My rating: 4 of 5 stars
Because I received a copy of this from the publisher, I am reviewing it the same week it comes out! While I was given a copy for free, I wasn't asked for anything (nor did I ask for a copy!), so these are my honest thoughts.
Anyone who knows my feelings on memoirs should understand that four stars is no slight praise for Alyssa Shelasky. After all, I almost gave up in chapter 2, which I will refer to as the "name dropping chapter," where she talks about her days (more often: nights) as a writer for various well-known TV networks and fashion/entertainment magazines in New York. It is shallow, it is silly, and I found her incredibly annoying.

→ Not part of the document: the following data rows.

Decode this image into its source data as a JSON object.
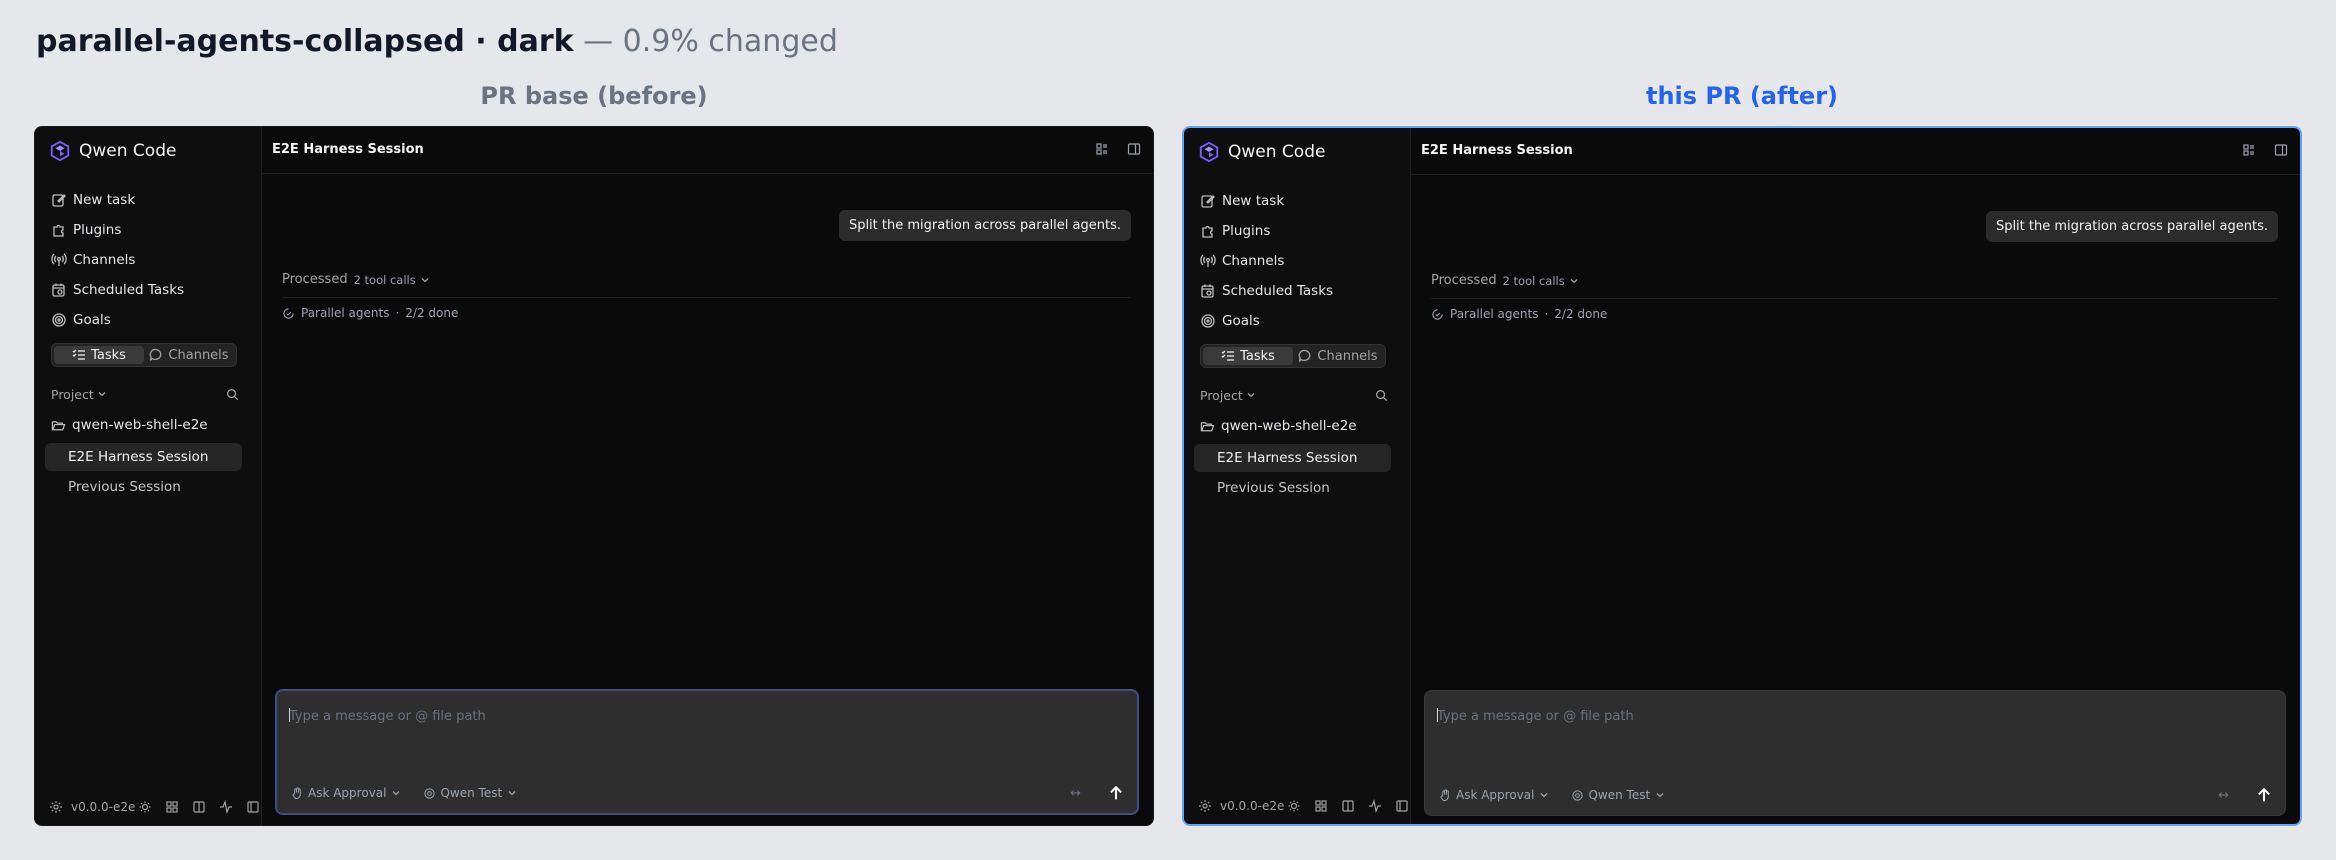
{
  "header": {
    "title_bold": "parallel-agents-collapsed · dark",
    "title_rest": " — 0.9% changed"
  },
  "labels": {
    "before": "PR base (before)",
    "after": "this PR (after)"
  },
  "colors": {
    "before_label": "#6b7280",
    "after_label": "#2563eb",
    "app_bg": "#0a0a0a",
    "brand_purple": "#7c5cff"
  },
  "app": {
    "brand": "Qwen Code",
    "nav": [
      {
        "label": "New task",
        "icon": "edit-icon"
      },
      {
        "label": "Plugins",
        "icon": "puzzle-icon"
      },
      {
        "label": "Channels",
        "icon": "broadcast-icon"
      },
      {
        "label": "Scheduled Tasks",
        "icon": "calendar-clock-icon"
      },
      {
        "label": "Goals",
        "icon": "target-icon"
      }
    ],
    "segment": {
      "tasks": "Tasks",
      "channels": "Channels",
      "active": "Tasks"
    },
    "project": {
      "label": "Project"
    },
    "folder": "qwen-web-shell-e2e",
    "sessions": {
      "active": "E2E Harness Session",
      "inactive": "Previous Session"
    },
    "footer": {
      "version": "v0.0.0-e2e"
    },
    "topbar": {
      "title": "E2E Harness Session"
    },
    "chat": {
      "user_message": "Split the migration across parallel agents.",
      "processed_label": "Processed",
      "processed_count": "2 tool calls",
      "agents_label": "Parallel agents",
      "agents_sep": "·",
      "agents_status": "2/2 done"
    },
    "composer": {
      "placeholder": "Type a message or @ file path",
      "approval": "Ask Approval",
      "model": "Qwen Test",
      "expand": "↔"
    }
  }
}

Without that contrast, I think you wouldn't get a chance to understand how she grows. Alyssa had a relationship with a fairly known 'celebrity' chef (I'll let you Google it since in the book she refers to him as Chef), one taking her from her comfort zone and dumping her into a solitary existence in DC as he rode the swell of fame to opening several restaurants. It is an isolation that anyone living with a restaurant person would know well.
She has to go through a journey to find herself, to find happiness but also just a hobby, and food becomes her salvation. The fact that she'd never cooked in her life makes the story more charming, and it helps that she has no problem making public mistakes. It started with her blog, Apron Anxiety, and turned into this book. I don't often laugh when I'm reading, but her description of her first meal for Chef had me giggling.
It isn't just that she learns about food. Any tedious journalism major could go through that journey, and the potential for an inauthentic experience is what I was fearing when I started the book. I felt her personal journey to be far less shallow than she appeared toward the beginning, and she learned to get to know people who she had originally dismissed, and to stand up for what she needed from her life.
There are recipes throughout this that make for a feel-good read, as if the reader could recreate moments that were meaningful for the author. And... yeah, I might need to make that tomato soup.
A few bits from the end:
"You learn that there's nothing bad about feeling safe and there's everything good about inner stillness; and above all, just because you're an extraordinary person who deserves extraordinary love, it can't come at the expense of everything else that makes you whole."
"Everyone cooks for matters of the heart. We're all in the kitchen because it fulfills a longing inside, whether it's for grace, survival, a renewed sense of self, or just the thrill of it all - these are the stories that get us there, keep us there, or sometimes take us away. But without the people who have moved us, pushed us, left us, maybe even hurt us, then really, it's only food."